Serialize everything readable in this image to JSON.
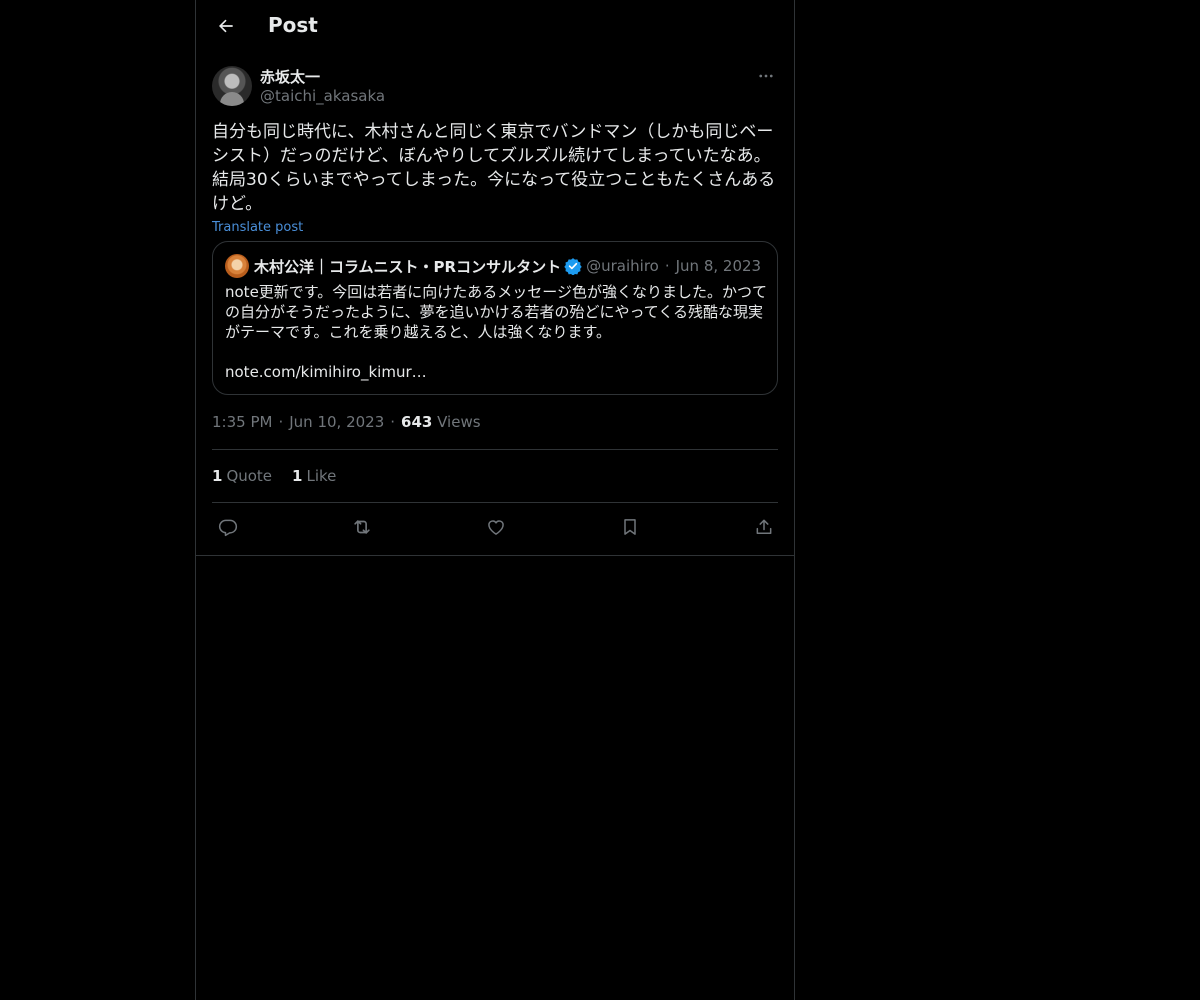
{
  "header": {
    "title": "Post"
  },
  "post": {
    "author_name": "赤坂太一",
    "author_handle": "@taichi_akasaka",
    "text": "自分も同じ時代に、木村さんと同じく東京でバンドマン（しかも同じベー\nシスト）だっのだけど、ぼんやりしてズルズル続けてしまっていたなあ。\n結局30くらいまでやってしまった。今になって役立つこともたくさんある\nけど。",
    "translate_label": "Translate post",
    "time": "1:35 PM",
    "date": "Jun 10, 2023",
    "views_count": "643",
    "views_label": "Views",
    "quotes_count": "1",
    "quotes_label": "Quote",
    "likes_count": "1",
    "likes_label": "Like"
  },
  "quote": {
    "author_name": "木村公洋｜コラムニスト・PRコンサルタント",
    "verified": true,
    "author_handle": "@uraihiro",
    "date": "Jun 8, 2023",
    "text": "note更新です。今回は若者に向けたあるメッセージ色が強くなりました。かつて\nの自分がそうだったように、夢を追いかける若者の殆どにやってくる残酷な現実\nがテーマです。これを乗り越えると、人は強くなります。\n\nnote.com/kimihiro_kimur…"
  },
  "actions": [
    "reply-icon",
    "repost-icon",
    "like-icon",
    "bookmark-icon",
    "share-icon"
  ],
  "colors": {
    "background": "#000000",
    "text": "#e7e9ea",
    "muted": "#71767b",
    "border": "#2f3336",
    "link": "#4a8fd9",
    "verified": "#1d9bf0"
  }
}
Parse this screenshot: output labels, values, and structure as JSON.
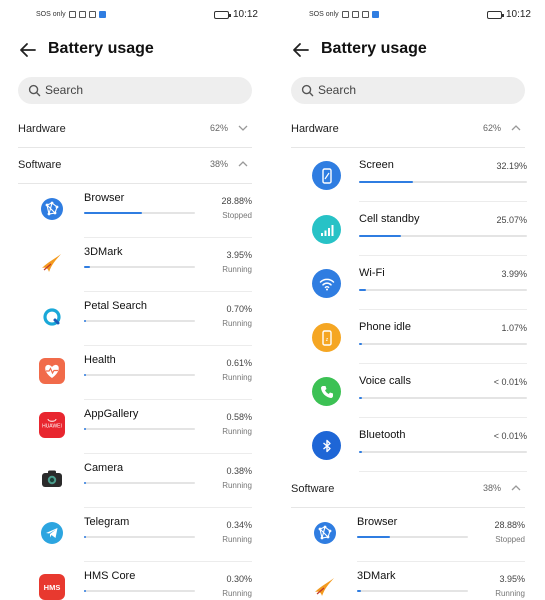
{
  "left": {
    "status": {
      "sos": "SOS only",
      "time": "10:12"
    },
    "title": "Battery usage",
    "search_placeholder": "Search",
    "hardware": {
      "label": "Hardware",
      "percent": "62%"
    },
    "software": {
      "label": "Software",
      "percent": "38%"
    },
    "apps": [
      {
        "name": "Browser",
        "value": "28.88%",
        "state": "Stopped",
        "fill": 0.52,
        "icon": "browser-icon",
        "color": "#2f7de1"
      },
      {
        "name": "3DMark",
        "value": "3.95%",
        "state": "Running",
        "fill": 0.05,
        "icon": "3dmark-icon",
        "color": "#f39a1e"
      },
      {
        "name": "Petal Search",
        "value": "0.70%",
        "state": "Running",
        "fill": 0.01,
        "icon": "petal-search-icon",
        "color": "#1aa8d8"
      },
      {
        "name": "Health",
        "value": "0.61%",
        "state": "Running",
        "fill": 0.01,
        "icon": "health-icon",
        "color": "#f16b4a"
      },
      {
        "name": "AppGallery",
        "value": "0.58%",
        "state": "Running",
        "fill": 0.01,
        "icon": "appgallery-icon",
        "color": "#e8262f",
        "icon_text": "HUAWEI"
      },
      {
        "name": "Camera",
        "value": "0.38%",
        "state": "Running",
        "fill": 0.005,
        "icon": "camera-icon",
        "color": "#2b2b2b"
      },
      {
        "name": "Telegram",
        "value": "0.34%",
        "state": "Running",
        "fill": 0.005,
        "icon": "telegram-icon",
        "color": "#2ca5e0"
      },
      {
        "name": "HMS Core",
        "value": "0.30%",
        "state": "Running",
        "fill": 0.005,
        "icon": "hms-core-icon",
        "color": "#e8392f",
        "icon_text": "HMS"
      }
    ]
  },
  "right": {
    "status": {
      "sos": "SOS only",
      "time": "10:12"
    },
    "title": "Battery usage",
    "search_placeholder": "Search",
    "hardware": {
      "label": "Hardware",
      "percent": "62%"
    },
    "software": {
      "label": "Software",
      "percent": "38%"
    },
    "hardware_items": [
      {
        "name": "Screen",
        "value": "32.19%",
        "fill": 0.32,
        "icon": "screen-icon",
        "color": "#2f7de1"
      },
      {
        "name": "Cell standby",
        "value": "25.07%",
        "fill": 0.25,
        "icon": "cell-standby-icon",
        "color": "#27c2c6"
      },
      {
        "name": "Wi-Fi",
        "value": "3.99%",
        "fill": 0.04,
        "icon": "wifi-icon",
        "color": "#2f7de1"
      },
      {
        "name": "Phone idle",
        "value": "1.07%",
        "fill": 0.01,
        "icon": "phone-idle-icon",
        "color": "#f5a623"
      },
      {
        "name": "Voice calls",
        "value": "< 0.01%",
        "fill": 0.0,
        "icon": "voice-calls-icon",
        "color": "#3cc154"
      },
      {
        "name": "Bluetooth",
        "value": "< 0.01%",
        "fill": 0.0,
        "icon": "bluetooth-icon",
        "color": "#1e66d6"
      }
    ],
    "apps": [
      {
        "name": "Browser",
        "value": "28.88%",
        "state": "Stopped",
        "fill": 0.3,
        "icon": "browser-icon",
        "color": "#2f7de1"
      },
      {
        "name": "3DMark",
        "value": "3.95%",
        "state": "Running",
        "fill": 0.04,
        "icon": "3dmark-icon",
        "color": "#f39a1e"
      }
    ]
  }
}
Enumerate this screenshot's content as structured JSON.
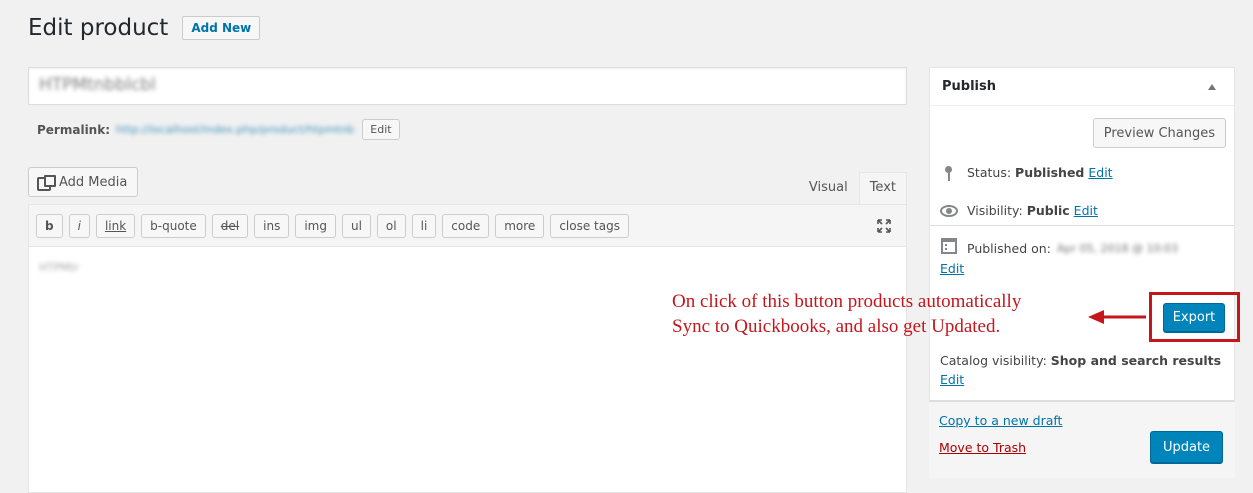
{
  "header": {
    "title": "Edit product",
    "add_new_label": "Add New"
  },
  "post": {
    "title_value": "HTPMtnbblcbl",
    "permalink_label": "Permalink:",
    "permalink_url": "http://localhost/index.php/product/htpmtnb",
    "permalink_edit_label": "Edit"
  },
  "editor": {
    "add_media_label": "Add Media",
    "tabs": [
      "Visual",
      "Text"
    ],
    "active_tab": "Text",
    "quicktags": [
      "b",
      "i",
      "link",
      "b-quote",
      "del",
      "ins",
      "img",
      "ul",
      "ol",
      "li",
      "code",
      "more",
      "close tags"
    ],
    "content": "HTPMtr"
  },
  "publish": {
    "title": "Publish",
    "preview_label": "Preview Changes",
    "status_label": "Status:",
    "status_value": "Published",
    "visibility_label": "Visibility:",
    "visibility_value": "Public",
    "published_on_label": "Published on:",
    "published_on_value": "Apr 05, 2018 @ 10:03",
    "edit_label": "Edit",
    "export_label": "Export",
    "catalog_visibility_label": "Catalog visibility:",
    "catalog_visibility_value": "Shop and search results",
    "copy_draft_label": "Copy to a new draft",
    "trash_label": "Move to Trash",
    "update_label": "Update"
  },
  "annotation": {
    "line1": "On click of this button products automatically",
    "line2": "Sync to Quickbooks, and also get Updated."
  },
  "colors": {
    "primary_button": "#0085ba",
    "link": "#0073aa",
    "trash_link": "#a00",
    "annotation": "#c4161c"
  },
  "icons": {
    "add_media": "media-icon",
    "status": "pin-icon",
    "visibility": "eye-icon",
    "published_on": "calendar-icon",
    "fullscreen": "fullscreen-icon",
    "toggle": "arrow-up-icon"
  }
}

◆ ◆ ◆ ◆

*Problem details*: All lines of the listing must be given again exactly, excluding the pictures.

*Response below*:
Serialize everything readable in this image to JSON.
{
  "header": {
    "title": "Post"
  },
  "post": {
    "author_name": "赤坂太一",
    "author_handle": "@taichi_akasaka",
    "text": "自分も同じ時代に、木村さんと同じく東京でバンドマン（しかも同じベー\nシスト）だっのだけど、ぼんやりしてズルズル続けてしまっていたなあ。\n結局30くらいまでやってしまった。今になって役立つこともたくさんある\nけど。",
    "translate_label": "Translate post",
    "time": "1:35 PM",
    "date": "Jun 10, 2023",
    "views_count": "643",
    "views_label": "Views",
    "quotes_count": "1",
    "quotes_label": "Quote",
    "likes_count": "1",
    "likes_label": "Like"
  },
  "quote": {
    "author_name": "木村公洋｜コラムニスト・PRコンサルタント",
    "verified": true,
    "author_handle": "@uraihiro",
    "date": "Jun 8, 2023",
    "text": "note更新です。今回は若者に向けたあるメッセージ色が強くなりました。かつて\nの自分がそうだったように、夢を追いかける若者の殆どにやってくる残酷な現実\nがテーマです。これを乗り越えると、人は強くなります。\n\nnote.com/kimihiro_kimur…"
  },
  "actions": [
    "reply-icon",
    "repost-icon",
    "like-icon",
    "bookmark-icon",
    "share-icon"
  ],
  "colors": {
    "background": "#000000",
    "text": "#e7e9ea",
    "muted": "#71767b",
    "border": "#2f3336",
    "link": "#4a8fd9",
    "verified": "#1d9bf0"
  }
}
Parse this screenshot: output labels, values, and structure as JSON.
{
  "left": {
    "status": {
      "sos": "SOS only",
      "time": "10:12"
    },
    "title": "Battery usage",
    "search_placeholder": "Search",
    "hardware": {
      "label": "Hardware",
      "percent": "62%"
    },
    "software": {
      "label": "Software",
      "percent": "38%"
    },
    "apps": [
      {
        "name": "Browser",
        "value": "28.88%",
        "state": "Stopped",
        "fill": 0.52,
        "icon": "browser-icon",
        "color": "#2f7de1"
      },
      {
        "name": "3DMark",
        "value": "3.95%",
        "state": "Running",
        "fill": 0.05,
        "icon": "3dmark-icon",
        "color": "#f39a1e"
      },
      {
        "name": "Petal Search",
        "value": "0.70%",
        "state": "Running",
        "fill": 0.01,
        "icon": "petal-search-icon",
        "color": "#1aa8d8"
      },
      {
        "name": "Health",
        "value": "0.61%",
        "state": "Running",
        "fill": 0.01,
        "icon": "health-icon",
        "color": "#f16b4a"
      },
      {
        "name": "AppGallery",
        "value": "0.58%",
        "state": "Running",
        "fill": 0.01,
        "icon": "appgallery-icon",
        "color": "#e8262f",
        "icon_text": "HUAWEI"
      },
      {
        "name": "Camera",
        "value": "0.38%",
        "state": "Running",
        "fill": 0.005,
        "icon": "camera-icon",
        "color": "#2b2b2b"
      },
      {
        "name": "Telegram",
        "value": "0.34%",
        "state": "Running",
        "fill": 0.005,
        "icon": "telegram-icon",
        "color": "#2ca5e0"
      },
      {
        "name": "HMS Core",
        "value": "0.30%",
        "state": "Running",
        "fill": 0.005,
        "icon": "hms-core-icon",
        "color": "#e8392f",
        "icon_text": "HMS"
      }
    ]
  },
  "right": {
    "status": {
      "sos": "SOS only",
      "time": "10:12"
    },
    "title": "Battery usage",
    "search_placeholder": "Search",
    "hardware": {
      "label": "Hardware",
      "percent": "62%"
    },
    "software": {
      "label": "Software",
      "percent": "38%"
    },
    "hardware_items": [
      {
        "name": "Screen",
        "value": "32.19%",
        "fill": 0.32,
        "icon": "screen-icon",
        "color": "#2f7de1"
      },
      {
        "name": "Cell standby",
        "value": "25.07%",
        "fill": 0.25,
        "icon": "cell-standby-icon",
        "color": "#27c2c6"
      },
      {
        "name": "Wi-Fi",
        "value": "3.99%",
        "fill": 0.04,
        "icon": "wifi-icon",
        "color": "#2f7de1"
      },
      {
        "name": "Phone idle",
        "value": "1.07%",
        "fill": 0.01,
        "icon": "phone-idle-icon",
        "color": "#f5a623"
      },
      {
        "name": "Voice calls",
        "value": "< 0.01%",
        "fill": 0.0,
        "icon": "voice-calls-icon",
        "color": "#3cc154"
      },
      {
        "name": "Bluetooth",
        "value": "< 0.01%",
        "fill": 0.0,
        "icon": "bluetooth-icon",
        "color": "#1e66d6"
      }
    ],
    "apps": [
      {
        "name": "Browser",
        "value": "28.88%",
        "state": "Stopped",
        "fill": 0.3,
        "icon": "browser-icon",
        "color": "#2f7de1"
      },
      {
        "name": "3DMark",
        "value": "3.95%",
        "state": "Running",
        "fill": 0.04,
        "icon": "3dmark-icon",
        "color": "#f39a1e"
      }
    ]
  }
}
Enumerate this screenshot's content as structured JSON.
{
  "header": {
    "title": "Edit product",
    "add_new_label": "Add New"
  },
  "post": {
    "title_value": "HTPMtnbblcbl",
    "permalink_label": "Permalink:",
    "permalink_url": "http://localhost/index.php/product/htpmtnb",
    "permalink_edit_label": "Edit"
  },
  "editor": {
    "add_media_label": "Add Media",
    "tabs": [
      "Visual",
      "Text"
    ],
    "active_tab": "Text",
    "quicktags": [
      "b",
      "i",
      "link",
      "b-quote",
      "del",
      "ins",
      "img",
      "ul",
      "ol",
      "li",
      "code",
      "more",
      "close tags"
    ],
    "content": "HTPMtr"
  },
  "publish": {
    "title": "Publish",
    "preview_label": "Preview Changes",
    "status_label": "Status:",
    "status_value": "Published",
    "visibility_label": "Visibility:",
    "visibility_value": "Public",
    "published_on_label": "Published on:",
    "published_on_value": "Apr 05, 2018 @ 10:03",
    "edit_label": "Edit",
    "export_label": "Export",
    "catalog_visibility_label": "Catalog visibility:",
    "catalog_visibility_value": "Shop and search results",
    "copy_draft_label": "Copy to a new draft",
    "trash_label": "Move to Trash",
    "update_label": "Update"
  },
  "annotation": {
    "line1": "On click of this button products automatically",
    "line2": "Sync to Quickbooks, and also get Updated."
  },
  "colors": {
    "primary_button": "#0085ba",
    "link": "#0073aa",
    "trash_link": "#a00",
    "annotation": "#c4161c"
  },
  "icons": {
    "add_media": "media-icon",
    "status": "pin-icon",
    "visibility": "eye-icon",
    "published_on": "calendar-icon",
    "fullscreen": "fullscreen-icon",
    "toggle": "arrow-up-icon"
  }
}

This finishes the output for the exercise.